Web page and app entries

☆ ☆ ☆ ☆ ☆

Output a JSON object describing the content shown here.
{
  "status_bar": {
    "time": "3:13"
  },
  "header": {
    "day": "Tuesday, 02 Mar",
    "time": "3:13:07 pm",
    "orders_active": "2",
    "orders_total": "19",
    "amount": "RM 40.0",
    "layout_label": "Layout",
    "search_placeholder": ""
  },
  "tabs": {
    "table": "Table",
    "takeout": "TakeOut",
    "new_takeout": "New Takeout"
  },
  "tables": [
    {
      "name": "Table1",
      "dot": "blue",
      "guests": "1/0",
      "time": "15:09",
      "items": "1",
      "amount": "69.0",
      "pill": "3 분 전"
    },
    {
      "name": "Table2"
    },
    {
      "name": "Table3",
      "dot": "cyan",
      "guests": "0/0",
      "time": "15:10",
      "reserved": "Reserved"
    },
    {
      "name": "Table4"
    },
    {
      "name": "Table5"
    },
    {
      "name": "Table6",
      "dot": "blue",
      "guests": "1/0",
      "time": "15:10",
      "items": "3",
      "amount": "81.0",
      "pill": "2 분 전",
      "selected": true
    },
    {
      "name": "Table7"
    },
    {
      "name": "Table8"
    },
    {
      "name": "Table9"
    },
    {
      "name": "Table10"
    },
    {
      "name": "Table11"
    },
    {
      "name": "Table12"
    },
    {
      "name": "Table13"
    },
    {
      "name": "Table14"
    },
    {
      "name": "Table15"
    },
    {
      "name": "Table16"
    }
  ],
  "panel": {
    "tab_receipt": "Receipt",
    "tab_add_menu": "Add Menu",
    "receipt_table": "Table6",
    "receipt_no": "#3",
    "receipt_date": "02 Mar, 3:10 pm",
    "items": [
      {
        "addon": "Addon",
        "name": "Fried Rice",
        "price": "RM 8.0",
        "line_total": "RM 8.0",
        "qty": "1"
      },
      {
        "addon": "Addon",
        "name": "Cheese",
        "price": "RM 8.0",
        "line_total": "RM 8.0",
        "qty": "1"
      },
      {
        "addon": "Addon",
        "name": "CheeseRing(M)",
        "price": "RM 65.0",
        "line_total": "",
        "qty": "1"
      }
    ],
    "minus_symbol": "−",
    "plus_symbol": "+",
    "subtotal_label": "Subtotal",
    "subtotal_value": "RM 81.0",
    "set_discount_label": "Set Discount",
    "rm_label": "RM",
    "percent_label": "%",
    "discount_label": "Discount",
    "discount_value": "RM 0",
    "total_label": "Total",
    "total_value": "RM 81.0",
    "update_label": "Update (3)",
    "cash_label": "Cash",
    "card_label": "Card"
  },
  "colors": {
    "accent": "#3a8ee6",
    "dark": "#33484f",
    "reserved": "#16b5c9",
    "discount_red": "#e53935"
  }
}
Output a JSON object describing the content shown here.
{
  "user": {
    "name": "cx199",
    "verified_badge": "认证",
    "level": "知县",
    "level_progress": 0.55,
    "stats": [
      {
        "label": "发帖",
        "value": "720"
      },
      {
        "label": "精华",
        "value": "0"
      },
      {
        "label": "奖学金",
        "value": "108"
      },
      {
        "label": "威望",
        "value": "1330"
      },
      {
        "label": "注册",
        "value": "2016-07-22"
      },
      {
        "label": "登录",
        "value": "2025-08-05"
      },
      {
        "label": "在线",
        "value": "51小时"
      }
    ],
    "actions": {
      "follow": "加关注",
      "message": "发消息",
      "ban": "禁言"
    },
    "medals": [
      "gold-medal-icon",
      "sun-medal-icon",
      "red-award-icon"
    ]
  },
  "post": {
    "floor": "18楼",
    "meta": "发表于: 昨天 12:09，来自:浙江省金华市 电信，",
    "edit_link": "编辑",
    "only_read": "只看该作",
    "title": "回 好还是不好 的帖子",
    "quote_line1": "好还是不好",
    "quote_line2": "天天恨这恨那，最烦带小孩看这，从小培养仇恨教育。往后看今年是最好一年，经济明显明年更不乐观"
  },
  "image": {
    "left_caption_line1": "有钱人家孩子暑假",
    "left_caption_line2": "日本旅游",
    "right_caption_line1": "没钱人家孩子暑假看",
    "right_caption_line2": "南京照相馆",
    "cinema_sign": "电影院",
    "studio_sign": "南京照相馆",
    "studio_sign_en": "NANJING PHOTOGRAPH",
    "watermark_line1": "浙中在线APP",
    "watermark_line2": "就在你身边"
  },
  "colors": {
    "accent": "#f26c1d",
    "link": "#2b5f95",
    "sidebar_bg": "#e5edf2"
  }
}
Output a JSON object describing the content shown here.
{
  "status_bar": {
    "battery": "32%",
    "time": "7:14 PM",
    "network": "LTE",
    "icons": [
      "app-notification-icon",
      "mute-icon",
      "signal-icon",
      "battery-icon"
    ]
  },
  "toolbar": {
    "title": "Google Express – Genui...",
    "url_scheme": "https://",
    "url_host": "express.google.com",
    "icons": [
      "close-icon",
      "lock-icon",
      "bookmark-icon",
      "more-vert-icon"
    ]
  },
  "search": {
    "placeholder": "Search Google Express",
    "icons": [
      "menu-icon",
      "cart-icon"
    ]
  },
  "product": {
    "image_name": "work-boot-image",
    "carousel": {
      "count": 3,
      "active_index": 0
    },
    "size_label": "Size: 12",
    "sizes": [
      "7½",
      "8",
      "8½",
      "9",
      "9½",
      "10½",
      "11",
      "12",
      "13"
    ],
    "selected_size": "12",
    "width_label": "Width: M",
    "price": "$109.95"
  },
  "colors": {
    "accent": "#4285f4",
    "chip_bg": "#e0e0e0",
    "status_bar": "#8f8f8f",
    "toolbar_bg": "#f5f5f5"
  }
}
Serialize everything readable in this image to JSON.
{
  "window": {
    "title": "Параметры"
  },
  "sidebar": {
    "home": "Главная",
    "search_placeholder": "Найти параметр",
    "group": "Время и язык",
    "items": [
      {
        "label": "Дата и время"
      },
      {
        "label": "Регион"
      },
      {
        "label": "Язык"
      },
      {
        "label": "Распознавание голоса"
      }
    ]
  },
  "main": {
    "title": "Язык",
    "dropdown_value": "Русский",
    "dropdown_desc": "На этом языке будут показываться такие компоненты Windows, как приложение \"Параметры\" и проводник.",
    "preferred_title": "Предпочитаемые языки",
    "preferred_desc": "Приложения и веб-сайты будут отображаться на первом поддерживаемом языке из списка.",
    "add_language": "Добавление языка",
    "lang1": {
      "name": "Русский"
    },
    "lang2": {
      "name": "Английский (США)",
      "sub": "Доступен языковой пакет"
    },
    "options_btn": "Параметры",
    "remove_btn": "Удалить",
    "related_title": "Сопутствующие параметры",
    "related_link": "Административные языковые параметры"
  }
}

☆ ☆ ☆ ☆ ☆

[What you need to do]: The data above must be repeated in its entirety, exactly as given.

[Response for this exercise]:
Output a JSON object describing the content shown here.
{
  "status_bar": {
    "time": "3:13"
  },
  "header": {
    "day": "Tuesday, 02 Mar",
    "time": "3:13:07 pm",
    "orders_active": "2",
    "orders_total": "19",
    "amount": "RM 40.0",
    "layout_label": "Layout",
    "search_placeholder": ""
  },
  "tabs": {
    "table": "Table",
    "takeout": "TakeOut",
    "new_takeout": "New Takeout"
  },
  "tables": [
    {
      "name": "Table1",
      "dot": "blue",
      "guests": "1/0",
      "time": "15:09",
      "items": "1",
      "amount": "69.0",
      "pill": "3 분 전"
    },
    {
      "name": "Table2"
    },
    {
      "name": "Table3",
      "dot": "cyan",
      "guests": "0/0",
      "time": "15:10",
      "reserved": "Reserved"
    },
    {
      "name": "Table4"
    },
    {
      "name": "Table5"
    },
    {
      "name": "Table6",
      "dot": "blue",
      "guests": "1/0",
      "time": "15:10",
      "items": "3",
      "amount": "81.0",
      "pill": "2 분 전",
      "selected": true
    },
    {
      "name": "Table7"
    },
    {
      "name": "Table8"
    },
    {
      "name": "Table9"
    },
    {
      "name": "Table10"
    },
    {
      "name": "Table11"
    },
    {
      "name": "Table12"
    },
    {
      "name": "Table13"
    },
    {
      "name": "Table14"
    },
    {
      "name": "Table15"
    },
    {
      "name": "Table16"
    }
  ],
  "panel": {
    "tab_receipt": "Receipt",
    "tab_add_menu": "Add Menu",
    "receipt_table": "Table6",
    "receipt_no": "#3",
    "receipt_date": "02 Mar, 3:10 pm",
    "items": [
      {
        "addon": "Addon",
        "name": "Fried Rice",
        "price": "RM 8.0",
        "line_total": "RM 8.0",
        "qty": "1"
      },
      {
        "addon": "Addon",
        "name": "Cheese",
        "price": "RM 8.0",
        "line_total": "RM 8.0",
        "qty": "1"
      },
      {
        "addon": "Addon",
        "name": "CheeseRing(M)",
        "price": "RM 65.0",
        "line_total": "",
        "qty": "1"
      }
    ],
    "minus_symbol": "−",
    "plus_symbol": "+",
    "subtotal_label": "Subtotal",
    "subtotal_value": "RM 81.0",
    "set_discount_label": "Set Discount",
    "rm_label": "RM",
    "percent_label": "%",
    "discount_label": "Discount",
    "discount_value": "RM 0",
    "total_label": "Total",
    "total_value": "RM 81.0",
    "update_label": "Update (3)",
    "cash_label": "Cash",
    "card_label": "Card"
  },
  "colors": {
    "accent": "#3a8ee6",
    "dark": "#33484f",
    "reserved": "#16b5c9",
    "discount_red": "#e53935"
  }
}
Output a JSON object describing the content shown here.
{
  "user": {
    "name": "cx199",
    "verified_badge": "认证",
    "level": "知县",
    "level_progress": 0.55,
    "stats": [
      {
        "label": "发帖",
        "value": "720"
      },
      {
        "label": "精华",
        "value": "0"
      },
      {
        "label": "奖学金",
        "value": "108"
      },
      {
        "label": "威望",
        "value": "1330"
      },
      {
        "label": "注册",
        "value": "2016-07-22"
      },
      {
        "label": "登录",
        "value": "2025-08-05"
      },
      {
        "label": "在线",
        "value": "51小时"
      }
    ],
    "actions": {
      "follow": "加关注",
      "message": "发消息",
      "ban": "禁言"
    },
    "medals": [
      "gold-medal-icon",
      "sun-medal-icon",
      "red-award-icon"
    ]
  },
  "post": {
    "floor": "18楼",
    "meta": "发表于: 昨天 12:09，来自:浙江省金华市 电信，",
    "edit_link": "编辑",
    "only_read": "只看该作",
    "title": "回 好还是不好 的帖子",
    "quote_line1": "好还是不好",
    "quote_line2": "天天恨这恨那，最烦带小孩看这，从小培养仇恨教育。往后看今年是最好一年，经济明显明年更不乐观"
  },
  "image": {
    "left_caption_line1": "有钱人家孩子暑假",
    "left_caption_line2": "日本旅游",
    "right_caption_line1": "没钱人家孩子暑假看",
    "right_caption_line2": "南京照相馆",
    "cinema_sign": "电影院",
    "studio_sign": "南京照相馆",
    "studio_sign_en": "NANJING PHOTOGRAPH",
    "watermark_line1": "浙中在线APP",
    "watermark_line2": "就在你身边"
  },
  "colors": {
    "accent": "#f26c1d",
    "link": "#2b5f95",
    "sidebar_bg": "#e5edf2"
  }
}
Output a JSON object describing the content shown here.
{
  "status_bar": {
    "battery": "32%",
    "time": "7:14 PM",
    "network": "LTE",
    "icons": [
      "app-notification-icon",
      "mute-icon",
      "signal-icon",
      "battery-icon"
    ]
  },
  "toolbar": {
    "title": "Google Express – Genui...",
    "url_scheme": "https://",
    "url_host": "express.google.com",
    "icons": [
      "close-icon",
      "lock-icon",
      "bookmark-icon",
      "more-vert-icon"
    ]
  },
  "search": {
    "placeholder": "Search Google Express",
    "icons": [
      "menu-icon",
      "cart-icon"
    ]
  },
  "product": {
    "image_name": "work-boot-image",
    "carousel": {
      "count": 3,
      "active_index": 0
    },
    "size_label": "Size: 12",
    "sizes": [
      "7½",
      "8",
      "8½",
      "9",
      "9½",
      "10½",
      "11",
      "12",
      "13"
    ],
    "selected_size": "12",
    "width_label": "Width: M",
    "price": "$109.95"
  },
  "colors": {
    "accent": "#4285f4",
    "chip_bg": "#e0e0e0",
    "status_bar": "#8f8f8f",
    "toolbar_bg": "#f5f5f5"
  }
}
Serialize everything readable in this image to JSON.
{
  "window": {
    "title": "Параметры"
  },
  "sidebar": {
    "home": "Главная",
    "search_placeholder": "Найти параметр",
    "group": "Время и язык",
    "items": [
      {
        "label": "Дата и время"
      },
      {
        "label": "Регион"
      },
      {
        "label": "Язык"
      },
      {
        "label": "Распознавание голоса"
      }
    ]
  },
  "main": {
    "title": "Язык",
    "dropdown_value": "Русский",
    "dropdown_desc": "На этом языке будут показываться такие компоненты Windows, как приложение \"Параметры\" и проводник.",
    "preferred_title": "Предпочитаемые языки",
    "preferred_desc": "Приложения и веб-сайты будут отображаться на первом поддерживаемом языке из списка.",
    "add_language": "Добавление языка",
    "lang1": {
      "name": "Русский"
    },
    "lang2": {
      "name": "Английский (США)",
      "sub": "Доступен языковой пакет"
    },
    "options_btn": "Параметры",
    "remove_btn": "Удалить",
    "related_title": "Сопутствующие параметры",
    "related_link": "Административные языковые параметры"
  }
}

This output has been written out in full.